The Cold War-style assassination of Kim Jong-un’s exiled half-brother, who had reportedly been living under Chinese protection in Macau, is likely to inflame existing tensions between Beijing and its ally Pyongyang, experts told The Diplomat.
China reportedly viewed Kim Jong-nam, who shared a father with the North Korean dictator, as a potential replacement for the current leader, who has tested Beijing’s patience with repeated nuclear and missile tests and by executing his reform-minded uncle Jang Song-thaek, who had close relations with the county. In an interview in 2012, Yoji Gomi, a Japanese journalist who extensively interviewed the estranged Kim, said that Beijing viewed him as a “political card” for the future.
As the first-born son of late dictator Kim Jong-il, Kim was once assumed to be the heir to the dictatorship but later fell out of favor, and in recent years he denied having any interest in power. After years of living outside North Korea, he was killed in an apparent poison attack at Kuala Lumpur airport in Malaysia on Monday.
Nam Change-hee, an international relations professor at Inha University near Seoul, said Kim’s assassination was “another slap on the face of Beijing,” leaving it with the competing options of punishing its ally or accommodating the slight.
“The policy I expect Beijing will take is a combination of the two, meaning sending another warning signal by reducing aid temporarily but simultaneously trying to maintain communication with Pyongyang as long as Kim Jong-un does not directly damage China’s security interests,” he said.
“We need to be reminded that Beijing needs to focus on domestic agenda and also other foreign policy problems like the Senkaku and South China Sea issues.”
Michael Madden, the founder of North Korea Leadership Watch, said the killing came at an especially inopportune moment as the countries appeared to be trying to mend fences.
“Jong-nam’s demise occurred at the same time as the Democratic People’s Republic of Korea [North Korea] and People’s Republic of China were shoring up their ties,” Madden said. “They had been relatively distant from one another the last three to four years — even prior to Mr. Jang’s execution — under Kim Jong-un. During the last few months there was an uptick in their conducting some public interactions and events.”
Madden said, however, that China may feel constrained in pushing back against its neighbor.

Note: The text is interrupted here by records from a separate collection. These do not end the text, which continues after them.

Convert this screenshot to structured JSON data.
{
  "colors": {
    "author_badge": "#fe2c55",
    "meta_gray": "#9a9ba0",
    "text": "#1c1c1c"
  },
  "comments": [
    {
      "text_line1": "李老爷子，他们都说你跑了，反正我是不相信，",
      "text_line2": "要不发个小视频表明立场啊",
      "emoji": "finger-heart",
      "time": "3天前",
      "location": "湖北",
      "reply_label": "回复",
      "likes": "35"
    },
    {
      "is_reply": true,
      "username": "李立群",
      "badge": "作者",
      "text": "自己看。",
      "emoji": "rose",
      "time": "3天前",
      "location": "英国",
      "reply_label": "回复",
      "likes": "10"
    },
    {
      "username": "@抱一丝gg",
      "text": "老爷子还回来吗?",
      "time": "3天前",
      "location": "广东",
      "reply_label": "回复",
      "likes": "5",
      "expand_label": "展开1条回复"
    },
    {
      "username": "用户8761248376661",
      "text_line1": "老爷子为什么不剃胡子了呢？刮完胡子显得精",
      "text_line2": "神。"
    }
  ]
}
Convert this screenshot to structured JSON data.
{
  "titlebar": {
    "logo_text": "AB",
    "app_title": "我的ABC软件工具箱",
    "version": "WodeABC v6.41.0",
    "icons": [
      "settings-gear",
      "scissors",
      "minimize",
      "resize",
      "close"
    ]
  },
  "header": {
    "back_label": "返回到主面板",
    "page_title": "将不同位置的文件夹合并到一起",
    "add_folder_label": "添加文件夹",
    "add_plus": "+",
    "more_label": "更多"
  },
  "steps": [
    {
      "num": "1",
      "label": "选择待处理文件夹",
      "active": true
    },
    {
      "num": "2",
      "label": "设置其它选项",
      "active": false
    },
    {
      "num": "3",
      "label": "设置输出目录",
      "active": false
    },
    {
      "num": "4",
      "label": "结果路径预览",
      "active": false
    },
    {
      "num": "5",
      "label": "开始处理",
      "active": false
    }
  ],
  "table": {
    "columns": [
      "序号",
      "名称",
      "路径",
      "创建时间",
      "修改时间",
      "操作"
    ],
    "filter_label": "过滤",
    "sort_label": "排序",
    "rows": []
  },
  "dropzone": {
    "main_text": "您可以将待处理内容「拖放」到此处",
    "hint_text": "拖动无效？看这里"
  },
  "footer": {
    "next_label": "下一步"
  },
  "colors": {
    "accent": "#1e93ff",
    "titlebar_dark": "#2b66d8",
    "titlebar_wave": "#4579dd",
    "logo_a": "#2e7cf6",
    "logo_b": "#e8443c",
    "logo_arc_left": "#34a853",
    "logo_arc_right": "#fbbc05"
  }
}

“I do not think the PRC will react too strongly because that would betray the value which some in China’s intelligence and diplomatic communities held Jong-nam,” he said. “ It may well serve as a test of China’s tolerance on the recent public renewal of DPRK-PRC ties.”
Robert Kelly, a political science professor at Pusan National University, said the fact that Beijing ultimately proved unable to unwilling to protect such a “useful wedge against Kim Jong-un” hinted at as-yet unknown machinations behind the scenes.
“Where was his operational security?” he said. “Does that mean China has given up on threatening or leveraging Kim Jong-un? That China let go such a useful asset is telling, but we don’t know what it means yet.”